● **What is needed**: Where does the string "title" occur in the records? Copy each line that holds it.

● **Supplied information**:

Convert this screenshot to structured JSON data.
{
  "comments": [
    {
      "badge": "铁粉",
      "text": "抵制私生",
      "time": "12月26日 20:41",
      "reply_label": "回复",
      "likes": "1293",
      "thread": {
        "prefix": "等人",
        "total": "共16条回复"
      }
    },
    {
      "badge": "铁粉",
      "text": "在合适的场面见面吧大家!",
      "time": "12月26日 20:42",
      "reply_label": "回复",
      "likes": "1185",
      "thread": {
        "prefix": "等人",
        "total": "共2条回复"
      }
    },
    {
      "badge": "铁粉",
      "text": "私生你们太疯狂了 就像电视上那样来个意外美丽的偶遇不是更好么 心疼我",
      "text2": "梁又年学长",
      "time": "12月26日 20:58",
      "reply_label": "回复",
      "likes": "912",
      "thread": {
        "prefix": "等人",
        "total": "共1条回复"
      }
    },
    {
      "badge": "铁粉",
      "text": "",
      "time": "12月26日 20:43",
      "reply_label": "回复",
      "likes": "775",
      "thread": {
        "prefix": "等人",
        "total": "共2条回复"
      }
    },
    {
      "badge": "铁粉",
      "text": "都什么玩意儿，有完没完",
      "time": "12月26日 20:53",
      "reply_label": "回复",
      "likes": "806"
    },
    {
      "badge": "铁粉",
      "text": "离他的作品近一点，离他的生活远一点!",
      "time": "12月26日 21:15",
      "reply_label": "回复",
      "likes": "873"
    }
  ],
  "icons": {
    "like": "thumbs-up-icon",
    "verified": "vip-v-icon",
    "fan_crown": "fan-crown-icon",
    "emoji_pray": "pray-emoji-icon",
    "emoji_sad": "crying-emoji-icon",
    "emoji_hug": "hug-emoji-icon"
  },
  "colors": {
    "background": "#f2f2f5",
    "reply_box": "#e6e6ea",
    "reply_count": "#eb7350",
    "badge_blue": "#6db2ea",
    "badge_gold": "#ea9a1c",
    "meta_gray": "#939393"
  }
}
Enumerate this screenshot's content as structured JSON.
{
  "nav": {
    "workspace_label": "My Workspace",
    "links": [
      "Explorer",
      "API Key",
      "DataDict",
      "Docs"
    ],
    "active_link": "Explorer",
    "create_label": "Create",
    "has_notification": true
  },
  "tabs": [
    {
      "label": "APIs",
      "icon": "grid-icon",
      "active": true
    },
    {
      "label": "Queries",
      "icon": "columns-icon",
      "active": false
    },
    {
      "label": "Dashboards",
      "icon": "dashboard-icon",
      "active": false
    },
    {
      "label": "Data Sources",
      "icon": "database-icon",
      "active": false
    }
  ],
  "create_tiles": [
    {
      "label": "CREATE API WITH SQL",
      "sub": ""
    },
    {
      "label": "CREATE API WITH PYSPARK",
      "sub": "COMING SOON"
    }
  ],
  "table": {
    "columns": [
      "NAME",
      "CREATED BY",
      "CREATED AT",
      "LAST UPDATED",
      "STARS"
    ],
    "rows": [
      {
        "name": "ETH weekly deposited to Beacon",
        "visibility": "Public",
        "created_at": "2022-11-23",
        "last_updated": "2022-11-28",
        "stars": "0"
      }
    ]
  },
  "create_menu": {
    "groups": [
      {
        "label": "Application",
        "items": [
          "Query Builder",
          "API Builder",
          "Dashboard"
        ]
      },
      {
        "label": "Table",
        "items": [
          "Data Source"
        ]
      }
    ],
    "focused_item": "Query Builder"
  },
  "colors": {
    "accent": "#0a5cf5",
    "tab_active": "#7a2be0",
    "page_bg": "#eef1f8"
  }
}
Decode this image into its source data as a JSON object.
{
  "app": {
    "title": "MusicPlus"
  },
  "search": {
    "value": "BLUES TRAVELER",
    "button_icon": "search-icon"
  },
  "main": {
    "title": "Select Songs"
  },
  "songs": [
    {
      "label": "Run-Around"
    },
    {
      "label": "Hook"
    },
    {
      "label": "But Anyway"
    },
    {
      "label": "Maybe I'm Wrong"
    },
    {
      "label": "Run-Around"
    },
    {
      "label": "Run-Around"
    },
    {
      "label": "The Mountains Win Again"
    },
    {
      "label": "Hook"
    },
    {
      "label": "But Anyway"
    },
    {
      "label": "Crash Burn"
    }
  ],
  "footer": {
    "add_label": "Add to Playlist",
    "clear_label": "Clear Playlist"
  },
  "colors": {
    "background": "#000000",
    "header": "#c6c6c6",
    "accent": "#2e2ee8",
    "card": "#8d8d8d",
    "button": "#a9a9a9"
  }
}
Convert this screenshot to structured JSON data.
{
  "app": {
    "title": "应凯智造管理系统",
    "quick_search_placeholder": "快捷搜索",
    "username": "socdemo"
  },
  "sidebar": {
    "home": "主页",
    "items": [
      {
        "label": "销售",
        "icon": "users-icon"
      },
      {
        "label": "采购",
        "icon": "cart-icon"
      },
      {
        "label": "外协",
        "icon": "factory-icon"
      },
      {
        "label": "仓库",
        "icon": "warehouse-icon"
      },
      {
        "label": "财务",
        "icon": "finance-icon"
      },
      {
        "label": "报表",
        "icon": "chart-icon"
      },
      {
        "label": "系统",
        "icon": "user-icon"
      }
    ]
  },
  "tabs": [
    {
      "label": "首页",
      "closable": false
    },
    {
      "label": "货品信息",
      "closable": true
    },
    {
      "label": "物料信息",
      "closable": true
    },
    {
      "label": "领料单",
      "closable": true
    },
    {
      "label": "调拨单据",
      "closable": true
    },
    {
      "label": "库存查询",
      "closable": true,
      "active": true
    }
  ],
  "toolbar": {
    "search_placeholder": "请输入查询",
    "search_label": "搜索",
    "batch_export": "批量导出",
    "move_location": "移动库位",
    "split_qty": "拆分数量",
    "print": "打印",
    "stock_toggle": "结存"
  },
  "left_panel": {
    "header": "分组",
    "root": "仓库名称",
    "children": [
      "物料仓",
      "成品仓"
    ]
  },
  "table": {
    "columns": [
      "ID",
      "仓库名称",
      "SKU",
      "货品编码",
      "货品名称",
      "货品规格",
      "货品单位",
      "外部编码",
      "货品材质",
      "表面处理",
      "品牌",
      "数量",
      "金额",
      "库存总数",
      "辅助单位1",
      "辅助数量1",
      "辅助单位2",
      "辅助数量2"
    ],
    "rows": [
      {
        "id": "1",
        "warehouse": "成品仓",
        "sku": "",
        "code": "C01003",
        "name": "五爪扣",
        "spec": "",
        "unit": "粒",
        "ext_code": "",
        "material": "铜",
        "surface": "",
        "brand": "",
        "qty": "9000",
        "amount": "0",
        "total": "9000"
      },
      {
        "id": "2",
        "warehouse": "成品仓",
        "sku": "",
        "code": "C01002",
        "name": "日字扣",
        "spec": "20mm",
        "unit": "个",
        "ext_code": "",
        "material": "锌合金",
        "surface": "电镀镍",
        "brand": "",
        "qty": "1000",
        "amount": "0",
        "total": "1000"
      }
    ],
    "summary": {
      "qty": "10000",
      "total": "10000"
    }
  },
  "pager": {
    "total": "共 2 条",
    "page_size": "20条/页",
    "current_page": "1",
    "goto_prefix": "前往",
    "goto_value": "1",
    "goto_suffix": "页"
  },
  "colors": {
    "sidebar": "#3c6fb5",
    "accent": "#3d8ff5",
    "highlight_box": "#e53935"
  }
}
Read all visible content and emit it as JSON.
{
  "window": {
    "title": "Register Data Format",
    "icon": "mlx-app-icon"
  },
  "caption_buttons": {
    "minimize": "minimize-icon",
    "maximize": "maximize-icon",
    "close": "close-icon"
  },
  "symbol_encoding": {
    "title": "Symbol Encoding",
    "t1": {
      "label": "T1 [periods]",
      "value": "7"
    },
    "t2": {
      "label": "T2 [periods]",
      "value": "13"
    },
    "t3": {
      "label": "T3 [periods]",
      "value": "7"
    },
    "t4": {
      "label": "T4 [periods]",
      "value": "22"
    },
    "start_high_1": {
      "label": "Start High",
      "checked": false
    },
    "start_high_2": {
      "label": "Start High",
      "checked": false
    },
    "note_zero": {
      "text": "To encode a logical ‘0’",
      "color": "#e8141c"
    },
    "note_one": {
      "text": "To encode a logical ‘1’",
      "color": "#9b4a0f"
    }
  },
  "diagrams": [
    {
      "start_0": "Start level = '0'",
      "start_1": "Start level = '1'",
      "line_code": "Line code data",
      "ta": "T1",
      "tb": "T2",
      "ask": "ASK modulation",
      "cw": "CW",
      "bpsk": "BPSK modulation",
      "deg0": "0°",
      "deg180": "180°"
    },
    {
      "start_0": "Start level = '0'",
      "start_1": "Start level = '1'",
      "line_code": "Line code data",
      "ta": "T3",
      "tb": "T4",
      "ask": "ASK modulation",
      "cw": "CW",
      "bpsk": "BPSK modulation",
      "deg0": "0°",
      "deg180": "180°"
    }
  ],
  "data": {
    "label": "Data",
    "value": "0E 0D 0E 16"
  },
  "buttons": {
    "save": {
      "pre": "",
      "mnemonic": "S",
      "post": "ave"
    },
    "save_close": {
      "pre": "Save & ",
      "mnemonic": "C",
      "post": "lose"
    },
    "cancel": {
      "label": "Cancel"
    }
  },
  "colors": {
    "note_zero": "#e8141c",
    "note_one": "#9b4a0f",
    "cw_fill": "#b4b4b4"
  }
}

● **Written answer**:
    "title": "MusicPlus"
    "title": "Select Songs"
    "title": "应凯智造管理系统",
    "title": "Register Data Format",
    "title": "Symbol Encoding",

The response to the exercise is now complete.